◆ **Provided records**
________
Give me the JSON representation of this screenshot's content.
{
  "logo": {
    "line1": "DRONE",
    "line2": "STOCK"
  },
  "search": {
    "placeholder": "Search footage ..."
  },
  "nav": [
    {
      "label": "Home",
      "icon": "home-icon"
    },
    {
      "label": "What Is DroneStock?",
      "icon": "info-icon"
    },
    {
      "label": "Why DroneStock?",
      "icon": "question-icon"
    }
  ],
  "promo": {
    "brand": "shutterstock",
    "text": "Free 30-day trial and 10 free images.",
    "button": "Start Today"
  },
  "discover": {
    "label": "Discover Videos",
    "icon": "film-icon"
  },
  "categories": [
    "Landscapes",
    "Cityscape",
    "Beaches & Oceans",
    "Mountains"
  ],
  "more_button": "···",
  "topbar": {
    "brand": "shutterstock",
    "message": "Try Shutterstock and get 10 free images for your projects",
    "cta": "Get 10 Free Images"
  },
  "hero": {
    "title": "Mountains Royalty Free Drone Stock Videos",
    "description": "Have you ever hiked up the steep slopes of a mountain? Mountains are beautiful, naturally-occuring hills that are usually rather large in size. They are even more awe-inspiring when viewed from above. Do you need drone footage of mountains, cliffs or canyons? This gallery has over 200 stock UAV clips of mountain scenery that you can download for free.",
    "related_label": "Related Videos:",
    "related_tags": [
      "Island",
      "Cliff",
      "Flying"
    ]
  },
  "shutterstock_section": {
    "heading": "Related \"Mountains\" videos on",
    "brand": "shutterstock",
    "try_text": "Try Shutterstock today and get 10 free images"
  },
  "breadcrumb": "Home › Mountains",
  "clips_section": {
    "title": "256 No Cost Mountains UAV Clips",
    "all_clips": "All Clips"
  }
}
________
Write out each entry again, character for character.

Give me the JSON representation of this screenshot's content.
{
  "logo": {
    "line1": "DRONE",
    "line2": "STOCK"
  },
  "search": {
    "placeholder": "Search footage ..."
  },
  "nav": [
    {
      "label": "Home",
      "icon": "home-icon"
    },
    {
      "label": "What Is DroneStock?",
      "icon": "info-icon"
    },
    {
      "label": "Why DroneStock?",
      "icon": "question-icon"
    }
  ],
  "promo": {
    "brand": "shutterstock",
    "text": "Free 30-day trial and 10 free images.",
    "button": "Start Today"
  },
  "discover": {
    "label": "Discover Videos",
    "icon": "film-icon"
  },
  "categories": [
    "Landscapes",
    "Cityscape",
    "Beaches & Oceans",
    "Mountains"
  ],
  "more_button": "···",
  "topbar": {
    "brand": "shutterstock",
    "message": "Try Shutterstock and get 10 free images for your projects",
    "cta": "Get 10 Free Images"
  },
  "hero": {
    "title": "Mountains Royalty Free Drone Stock Videos",
    "description": "Have you ever hiked up the steep slopes of a mountain? Mountains are beautiful, naturally-occuring hills that are usually rather large in size. They are even more awe-inspiring when viewed from above. Do you need drone footage of mountains, cliffs or canyons? This gallery has over 200 stock UAV clips of mountain scenery that you can download for free.",
    "related_label": "Related Videos:",
    "related_tags": [
      "Island",
      "Cliff",
      "Flying"
    ]
  },
  "shutterstock_section": {
    "heading": "Related \"Mountains\" videos on",
    "brand": "shutterstock",
    "try_text": "Try Shutterstock today and get 10 free images"
  },
  "breadcrumb": "Home › Mountains",
  "clips_section": {
    "title": "256 No Cost Mountains UAV Clips",
    "all_clips": "All Clips"
  }
}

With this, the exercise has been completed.